A look at a new service that allows users to access Web pages with a common telephone by translating data to voice.
By now you've probably heard that making information available on-line is a good way to service customers. That is, if your customers are on-line; many of them probably aren't. But in the Web spirit of inclusiveness, now there's software that lets your customers listen to your Web pages over the telephone.
Developed by NetPhonic Communications, based in Mountain View, Calif. (888-NETPHON; http://www.netphonic.com), Web-On-Call translates Web pages from text to speech and transmits them over ordinary phone lines. Your clients simply dial a phone number of your choosing and listen; the software talks them through the various links, allowing them to use Touch-Tone buttons in place of a mouse. The computer's synthesized voice is akin to that of the Lost in Space robot, but if that's a problem you can prerecord the Web pages--or an abridged version--in person.
For those who are new to the system, a familiar voice-mail-like interface facilitates voice browsing. So, for example, callers might be told to press 1 to listen to an entire Web page. If they want to view the page, they can press 2 and then request a copy via fax, snail mail, or E-mail. If they want the pages sent via snail mail, the program will even tape-record their name and address. Pressing 3 takes the caller to a list of your links.

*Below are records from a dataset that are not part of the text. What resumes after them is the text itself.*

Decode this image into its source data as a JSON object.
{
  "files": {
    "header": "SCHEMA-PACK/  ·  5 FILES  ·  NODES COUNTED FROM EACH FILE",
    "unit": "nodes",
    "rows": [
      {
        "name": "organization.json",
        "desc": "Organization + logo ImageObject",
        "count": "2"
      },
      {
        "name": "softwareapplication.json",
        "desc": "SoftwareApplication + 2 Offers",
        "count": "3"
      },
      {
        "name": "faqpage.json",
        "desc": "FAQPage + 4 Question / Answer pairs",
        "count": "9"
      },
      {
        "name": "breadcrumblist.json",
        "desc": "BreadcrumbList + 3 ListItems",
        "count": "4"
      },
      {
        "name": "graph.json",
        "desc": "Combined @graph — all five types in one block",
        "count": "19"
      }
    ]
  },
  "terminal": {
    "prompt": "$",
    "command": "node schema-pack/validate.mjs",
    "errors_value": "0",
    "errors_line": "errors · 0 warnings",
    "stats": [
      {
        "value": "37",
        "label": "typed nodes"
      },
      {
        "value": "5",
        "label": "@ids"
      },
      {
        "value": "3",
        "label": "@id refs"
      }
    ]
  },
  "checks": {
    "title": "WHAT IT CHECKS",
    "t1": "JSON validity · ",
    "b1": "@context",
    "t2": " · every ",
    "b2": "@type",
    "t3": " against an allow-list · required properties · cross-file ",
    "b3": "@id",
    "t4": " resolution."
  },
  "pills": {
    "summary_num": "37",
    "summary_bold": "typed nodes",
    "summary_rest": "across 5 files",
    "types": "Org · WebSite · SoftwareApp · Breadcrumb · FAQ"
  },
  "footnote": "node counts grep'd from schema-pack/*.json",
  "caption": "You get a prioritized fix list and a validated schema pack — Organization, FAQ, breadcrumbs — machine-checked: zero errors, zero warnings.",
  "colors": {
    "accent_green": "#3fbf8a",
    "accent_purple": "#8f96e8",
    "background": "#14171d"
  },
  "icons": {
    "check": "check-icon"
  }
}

Although some callers may be tempted to spend long periods of time browsing the Net by voice, the novelty wears off fast. The best use of Web-On-Call is probably for quick access to small bits of information, like stock quotes or news headlines, or to request a brochure through the mail.
Maybe the biggest downside? After you've finally come up with a catchy Web address, you may need a catchy 1-800 number, too.